The problem:
Each line below that holds the word "name" counts once. Say how many such lines there are, and no more.

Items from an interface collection
------------------------------------------------------------

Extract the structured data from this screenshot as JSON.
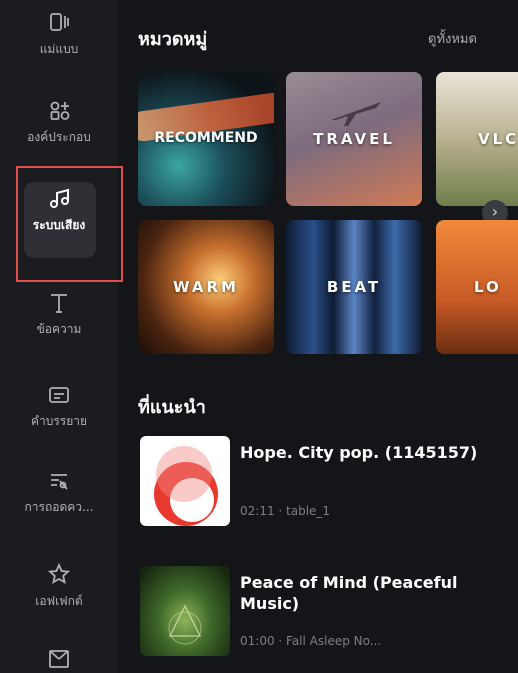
{
  "sidebar": {
    "items": [
      {
        "label": "แม่แบบ",
        "icon": "template-icon"
      },
      {
        "label": "องค์ประกอบ",
        "icon": "elements-icon"
      },
      {
        "label": "ระบบเสียง",
        "icon": "music-note-icon",
        "active": true
      },
      {
        "label": "ข้อความ",
        "icon": "text-icon"
      },
      {
        "label": "คำบรรยาย",
        "icon": "subtitle-icon"
      },
      {
        "label": "การถอดคว...",
        "icon": "transcript-icon"
      },
      {
        "label": "เอฟเฟกต์",
        "icon": "effects-icon"
      },
      {
        "label": "",
        "icon": "transition-icon"
      }
    ]
  },
  "categories": {
    "title": "หมวดหมู่",
    "view_all": "ดูทั้งหมด",
    "tiles": [
      {
        "label": "RECOMMEND"
      },
      {
        "label": "TRAVEL"
      },
      {
        "label": "VLC"
      },
      {
        "label": "WARM"
      },
      {
        "label": "BEAT"
      },
      {
        "label": "LO"
      }
    ]
  },
  "recommended": {
    "title": "ที่แนะนำ",
    "tracks": [
      {
        "name": "Hope. City pop. (1145157)",
        "meta": "02:11 · table_1"
      },
      {
        "name": "Peace of Mind (Peaceful Music)",
        "meta": "01:00 · Fall Asleep No..."
      }
    ]
  },
  "colors": {
    "background": "#141518",
    "sidebar": "#1b1c20",
    "highlight_border": "#e14c4c",
    "hope_thumb_red": "#e8392f"
  }
}
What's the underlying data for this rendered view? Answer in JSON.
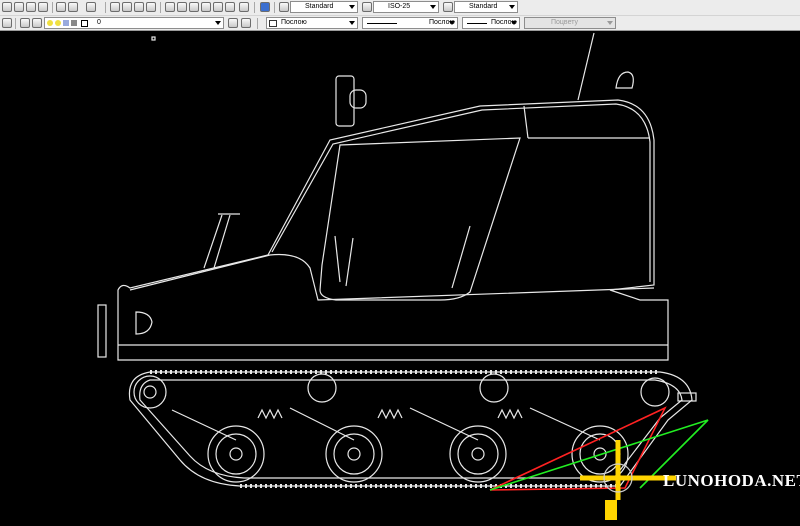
{
  "toolbar": {
    "text_style": "Standard",
    "dim_style": "ISO-25",
    "table_style": "Standard",
    "layer": "0",
    "color": "Послою",
    "linetype": "Послою",
    "lineweight": "Послою",
    "plot_style": "Поцвету"
  },
  "icons": [
    "new-icon",
    "open-icon",
    "save-icon",
    "print-icon",
    "undo-icon",
    "redo-icon",
    "pan-icon",
    "zoom-icon",
    "properties-icon",
    "help-icon",
    "layers-icon",
    "layer-state-icon",
    "text-style-icon",
    "dim-style-icon",
    "table-style-icon"
  ],
  "watermark": "LUNOHODA.NET",
  "colors": {
    "drawing_line": "#e8e8e8",
    "marker_red": "#ff2222",
    "marker_green": "#22ee22",
    "marker_yellow": "#ffd400"
  }
}
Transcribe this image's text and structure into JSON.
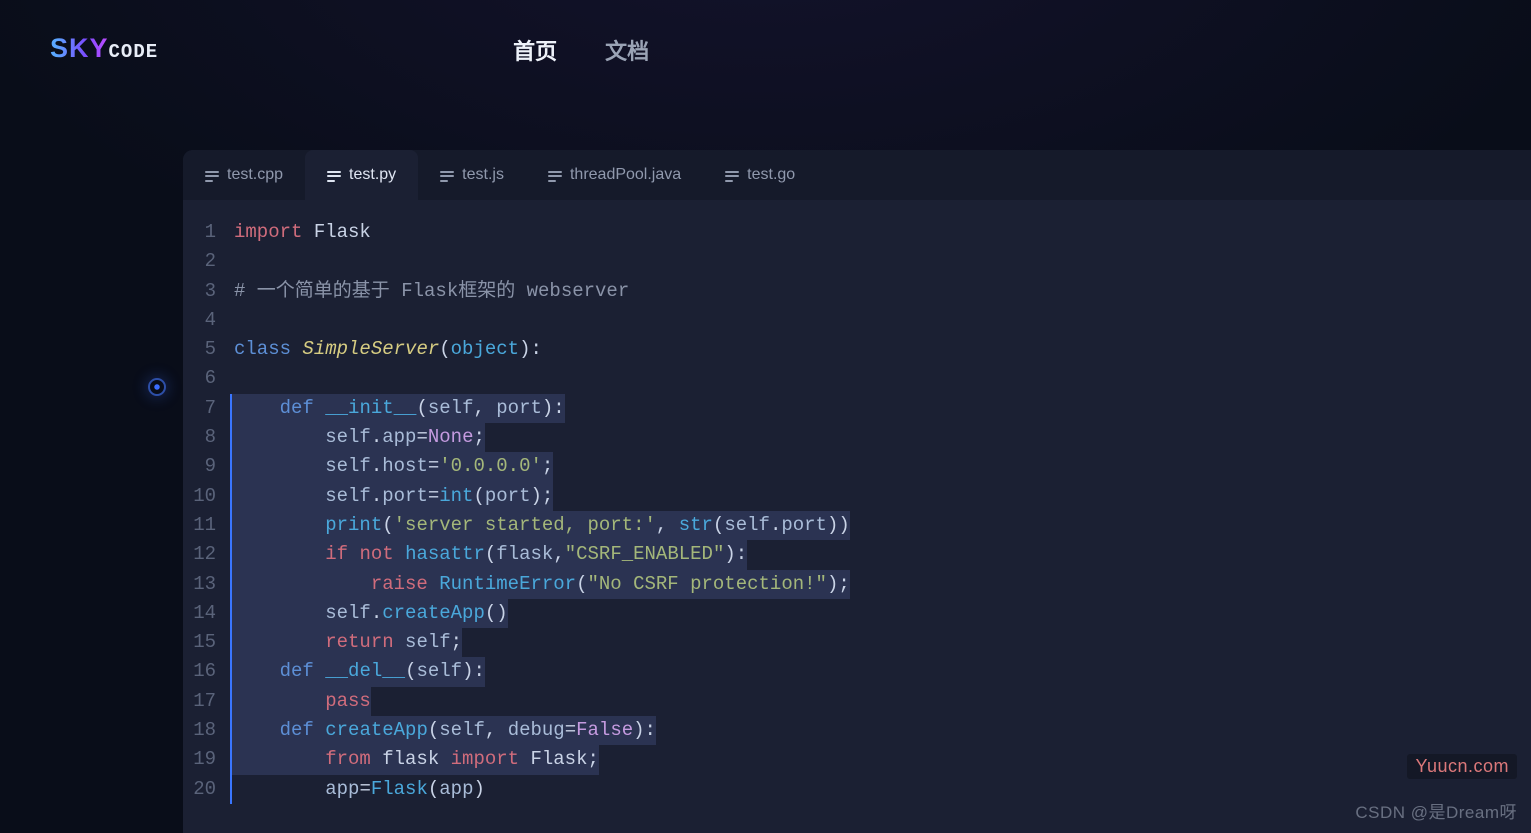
{
  "header": {
    "logo_sky": "SKY",
    "logo_code": "CODE",
    "nav": [
      {
        "label": "首页",
        "active": true
      },
      {
        "label": "文档",
        "active": false
      }
    ]
  },
  "tabs": [
    {
      "label": "test.cpp",
      "active": false
    },
    {
      "label": "test.py",
      "active": true
    },
    {
      "label": "test.js",
      "active": false
    },
    {
      "label": "threadPool.java",
      "active": false
    },
    {
      "label": "test.go",
      "active": false
    }
  ],
  "code": {
    "lines": [
      {
        "n": 1,
        "marked": false,
        "hl": false,
        "tokens": [
          [
            "kw",
            "import"
          ],
          [
            "def",
            " Flask"
          ]
        ]
      },
      {
        "n": 2,
        "marked": false,
        "hl": false,
        "tokens": []
      },
      {
        "n": 3,
        "marked": false,
        "hl": false,
        "tokens": [
          [
            "cmt",
            "# 一个简单的基于 Flask框架的 webserver"
          ]
        ]
      },
      {
        "n": 4,
        "marked": false,
        "hl": false,
        "tokens": []
      },
      {
        "n": 5,
        "marked": false,
        "hl": false,
        "tokens": [
          [
            "kwblue",
            "class"
          ],
          [
            "def",
            " "
          ],
          [
            "cls",
            "SimpleServer"
          ],
          [
            "op",
            "("
          ],
          [
            "fn",
            "object"
          ],
          [
            "op",
            "):"
          ]
        ]
      },
      {
        "n": 6,
        "marked": false,
        "hl": false,
        "tokens": []
      },
      {
        "n": 7,
        "marked": true,
        "hl": true,
        "tokens": [
          [
            "def",
            "    "
          ],
          [
            "kwblue",
            "def"
          ],
          [
            "def",
            " "
          ],
          [
            "fn",
            "__init__"
          ],
          [
            "op",
            "("
          ],
          [
            "self",
            "self"
          ],
          [
            "op",
            ", "
          ],
          [
            "self",
            "port"
          ],
          [
            "op",
            "):"
          ]
        ]
      },
      {
        "n": 8,
        "marked": true,
        "hl": true,
        "tokens": [
          [
            "def",
            "        "
          ],
          [
            "self",
            "self"
          ],
          [
            "op",
            "."
          ],
          [
            "self",
            "app"
          ],
          [
            "op",
            "="
          ],
          [
            "const",
            "None"
          ],
          [
            "op",
            ";"
          ]
        ]
      },
      {
        "n": 9,
        "marked": true,
        "hl": true,
        "tokens": [
          [
            "def",
            "        "
          ],
          [
            "self",
            "self"
          ],
          [
            "op",
            "."
          ],
          [
            "self",
            "host"
          ],
          [
            "op",
            "="
          ],
          [
            "str",
            "'0.0.0.0'"
          ],
          [
            "op",
            ";"
          ]
        ]
      },
      {
        "n": 10,
        "marked": true,
        "hl": true,
        "tokens": [
          [
            "def",
            "        "
          ],
          [
            "self",
            "self"
          ],
          [
            "op",
            "."
          ],
          [
            "self",
            "port"
          ],
          [
            "op",
            "="
          ],
          [
            "fn",
            "int"
          ],
          [
            "op",
            "("
          ],
          [
            "self",
            "port"
          ],
          [
            "op",
            ");"
          ]
        ]
      },
      {
        "n": 11,
        "marked": true,
        "hl": true,
        "tokens": [
          [
            "def",
            "        "
          ],
          [
            "fn",
            "print"
          ],
          [
            "op",
            "("
          ],
          [
            "str",
            "'server started, port:'"
          ],
          [
            "op",
            ", "
          ],
          [
            "fn",
            "str"
          ],
          [
            "op",
            "("
          ],
          [
            "self",
            "self"
          ],
          [
            "op",
            "."
          ],
          [
            "self",
            "port"
          ],
          [
            "op",
            "))"
          ]
        ]
      },
      {
        "n": 12,
        "marked": true,
        "hl": true,
        "tokens": [
          [
            "def",
            "        "
          ],
          [
            "kw",
            "if"
          ],
          [
            "def",
            " "
          ],
          [
            "kw",
            "not"
          ],
          [
            "def",
            " "
          ],
          [
            "fn",
            "hasattr"
          ],
          [
            "op",
            "("
          ],
          [
            "self",
            "flask"
          ],
          [
            "op",
            ","
          ],
          [
            "str",
            "\"CSRF_ENABLED\""
          ],
          [
            "op",
            "):"
          ]
        ]
      },
      {
        "n": 13,
        "marked": true,
        "hl": true,
        "tokens": [
          [
            "def",
            "            "
          ],
          [
            "kw",
            "raise"
          ],
          [
            "def",
            " "
          ],
          [
            "fn",
            "RuntimeError"
          ],
          [
            "op",
            "("
          ],
          [
            "str",
            "\"No CSRF protection!\""
          ],
          [
            "op",
            ");"
          ]
        ]
      },
      {
        "n": 14,
        "marked": true,
        "hl": true,
        "tokens": [
          [
            "def",
            "        "
          ],
          [
            "self",
            "self"
          ],
          [
            "op",
            "."
          ],
          [
            "fn",
            "createApp"
          ],
          [
            "op",
            "()"
          ]
        ]
      },
      {
        "n": 15,
        "marked": true,
        "hl": true,
        "tokens": [
          [
            "def",
            "        "
          ],
          [
            "kw",
            "return"
          ],
          [
            "def",
            " "
          ],
          [
            "self",
            "self"
          ],
          [
            "op",
            ";"
          ]
        ]
      },
      {
        "n": 16,
        "marked": true,
        "hl": true,
        "tokens": [
          [
            "def",
            "    "
          ],
          [
            "kwblue",
            "def"
          ],
          [
            "def",
            " "
          ],
          [
            "fn",
            "__del__"
          ],
          [
            "op",
            "("
          ],
          [
            "self",
            "self"
          ],
          [
            "op",
            "):"
          ]
        ]
      },
      {
        "n": 17,
        "marked": true,
        "hl": true,
        "tokens": [
          [
            "def",
            "        "
          ],
          [
            "kw",
            "pass"
          ]
        ]
      },
      {
        "n": 18,
        "marked": true,
        "hl": true,
        "tokens": [
          [
            "def",
            "    "
          ],
          [
            "kwblue",
            "def"
          ],
          [
            "def",
            " "
          ],
          [
            "fn",
            "createApp"
          ],
          [
            "op",
            "("
          ],
          [
            "self",
            "self"
          ],
          [
            "op",
            ", "
          ],
          [
            "self",
            "debug"
          ],
          [
            "op",
            "="
          ],
          [
            "const",
            "False"
          ],
          [
            "op",
            "):"
          ]
        ]
      },
      {
        "n": 19,
        "marked": true,
        "hl": true,
        "tokens": [
          [
            "def",
            "        "
          ],
          [
            "kw",
            "from"
          ],
          [
            "def",
            " flask "
          ],
          [
            "kw",
            "import"
          ],
          [
            "def",
            " Flask"
          ],
          [
            "op",
            ";"
          ]
        ]
      },
      {
        "n": 20,
        "marked": true,
        "hl": true,
        "last": true,
        "tokens": [
          [
            "def",
            "        "
          ],
          [
            "self",
            "app"
          ],
          [
            "op",
            "="
          ],
          [
            "fn",
            "Flask"
          ],
          [
            "op",
            "("
          ],
          [
            "self",
            "app"
          ],
          [
            "op",
            ")"
          ]
        ]
      }
    ]
  },
  "watermarks": {
    "site": "Yuucn.com",
    "author": "CSDN @是Dream呀"
  }
}
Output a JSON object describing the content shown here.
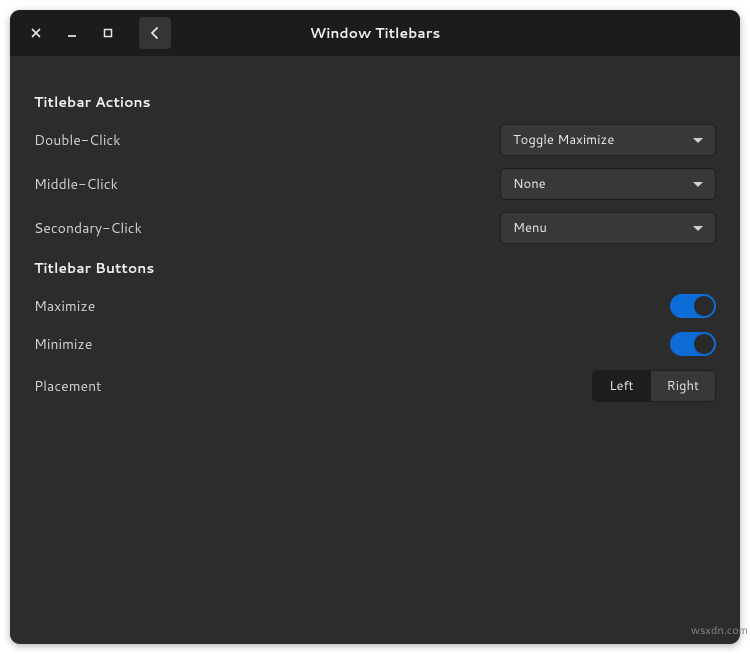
{
  "window": {
    "title": "Window Titlebars"
  },
  "sections": {
    "actions": {
      "title": "Titlebar Actions",
      "double_click": {
        "label": "Double-Click",
        "value": "Toggle Maximize"
      },
      "middle_click": {
        "label": "Middle-Click",
        "value": "None"
      },
      "secondary_click": {
        "label": "Secondary-Click",
        "value": "Menu"
      }
    },
    "buttons": {
      "title": "Titlebar Buttons",
      "maximize": {
        "label": "Maximize",
        "on": true
      },
      "minimize": {
        "label": "Minimize",
        "on": true
      },
      "placement": {
        "label": "Placement",
        "options": {
          "left": "Left",
          "right": "Right"
        },
        "selected": "left"
      }
    }
  },
  "watermark": "wsxdn.com"
}
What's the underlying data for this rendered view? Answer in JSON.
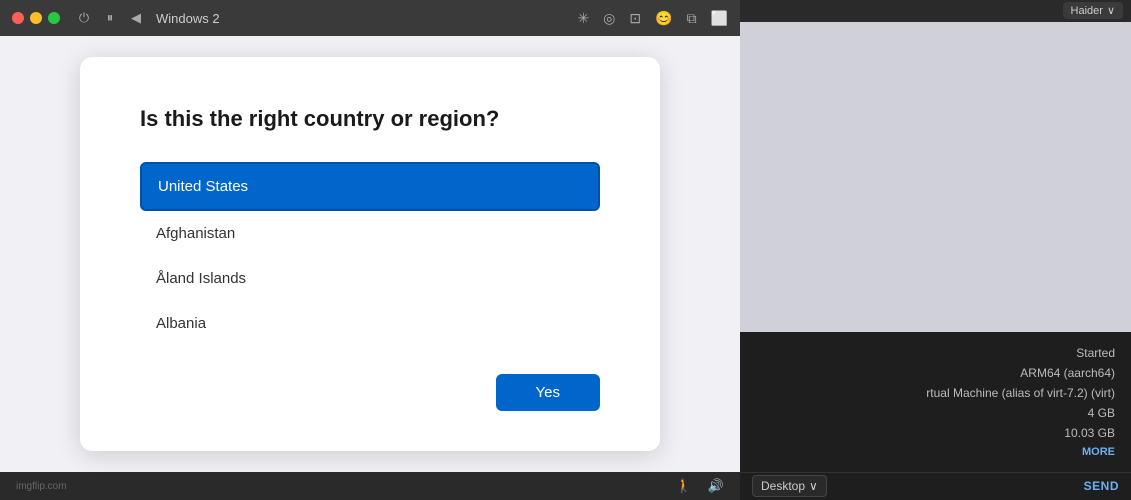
{
  "window": {
    "title": "Windows 2"
  },
  "titlebar": {
    "left_icons": [
      "⏻",
      "⏸",
      "◀"
    ],
    "right_icons": [
      "✳",
      "◎",
      "⊡",
      "😊",
      "⧉",
      "⬜"
    ]
  },
  "dialog": {
    "question": "Is this the right country or region?",
    "countries": [
      {
        "name": "United States",
        "selected": true
      },
      {
        "name": "Afghanistan",
        "selected": false
      },
      {
        "name": "Åland Islands",
        "selected": false
      },
      {
        "name": "Albania",
        "selected": false
      }
    ],
    "confirm_button": "Yes"
  },
  "bottombar": {
    "watermark": "imgflip.com"
  },
  "info_panel": {
    "rows": [
      {
        "value": "Started"
      },
      {
        "value": "ARM64 (aarch64)"
      },
      {
        "value": "rtual Machine (alias of virt-7.2) (virt)"
      },
      {
        "value": "4 GB"
      },
      {
        "value": "10.03 GB"
      }
    ],
    "more_button": "MORE"
  },
  "footer": {
    "desktop_label": "Desktop",
    "send_label": "SEND"
  },
  "top_right": {
    "folder_label": "Haider",
    "chevron": "∨"
  }
}
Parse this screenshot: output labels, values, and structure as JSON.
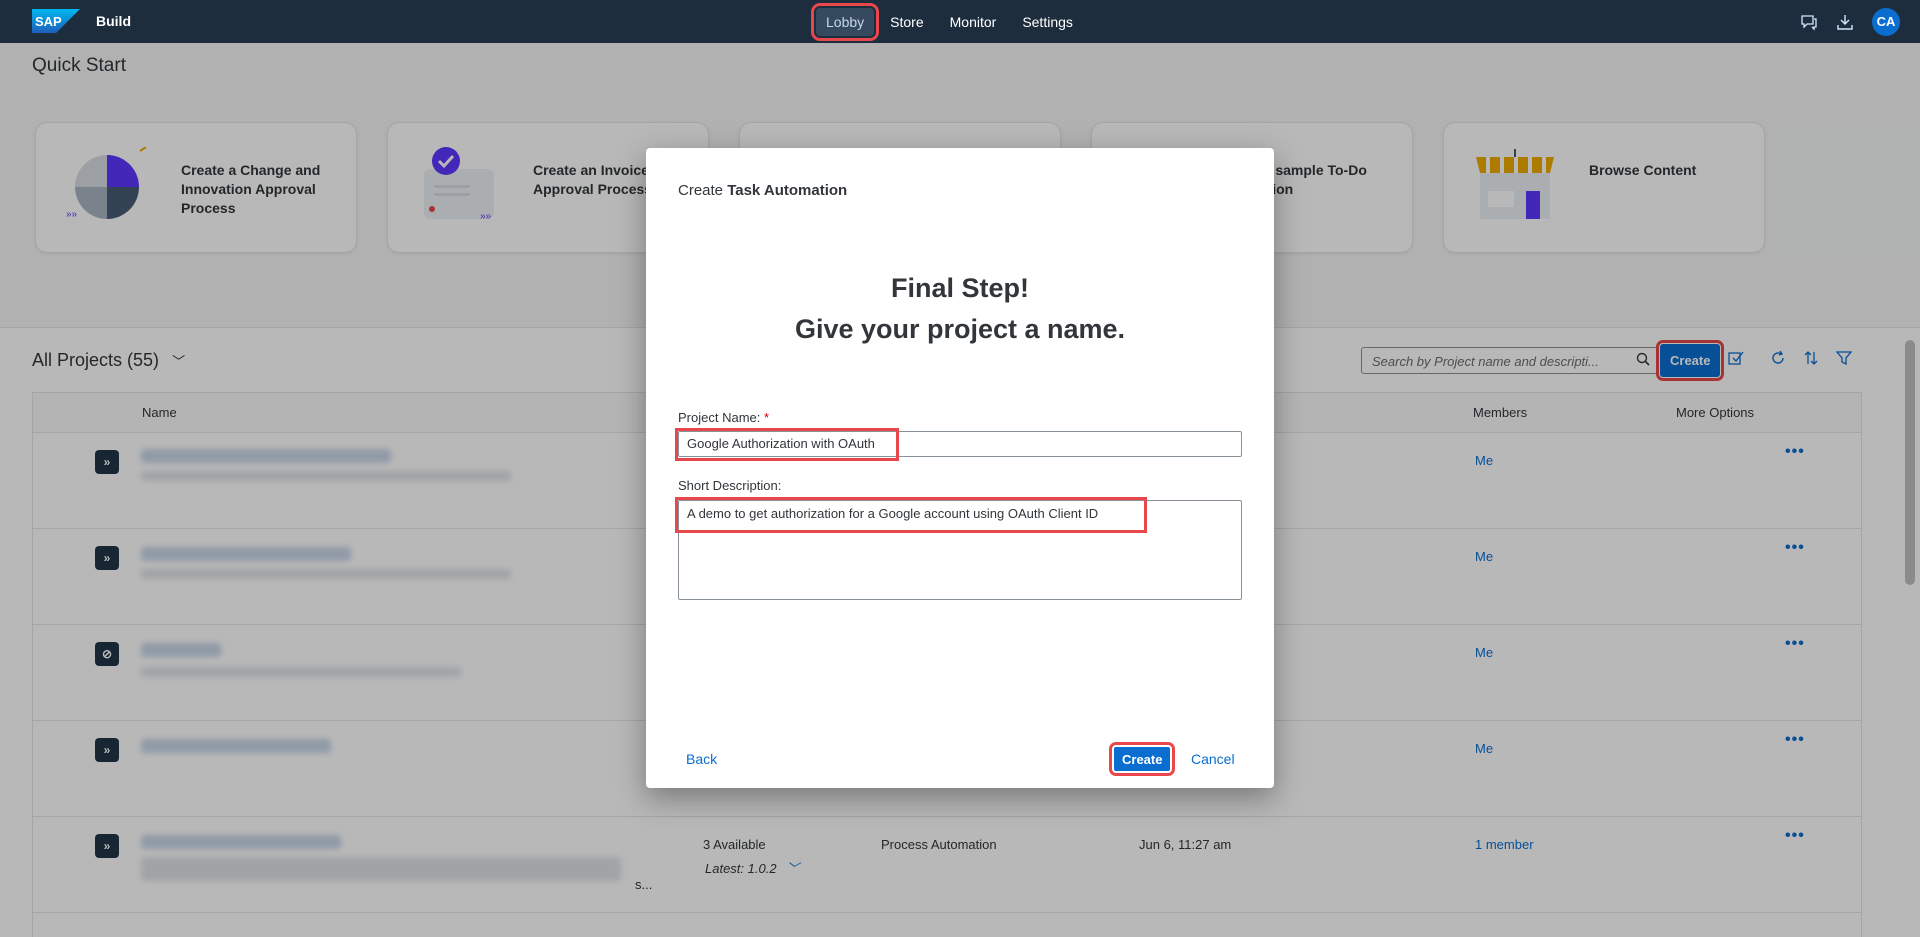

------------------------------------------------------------

Task answer:
6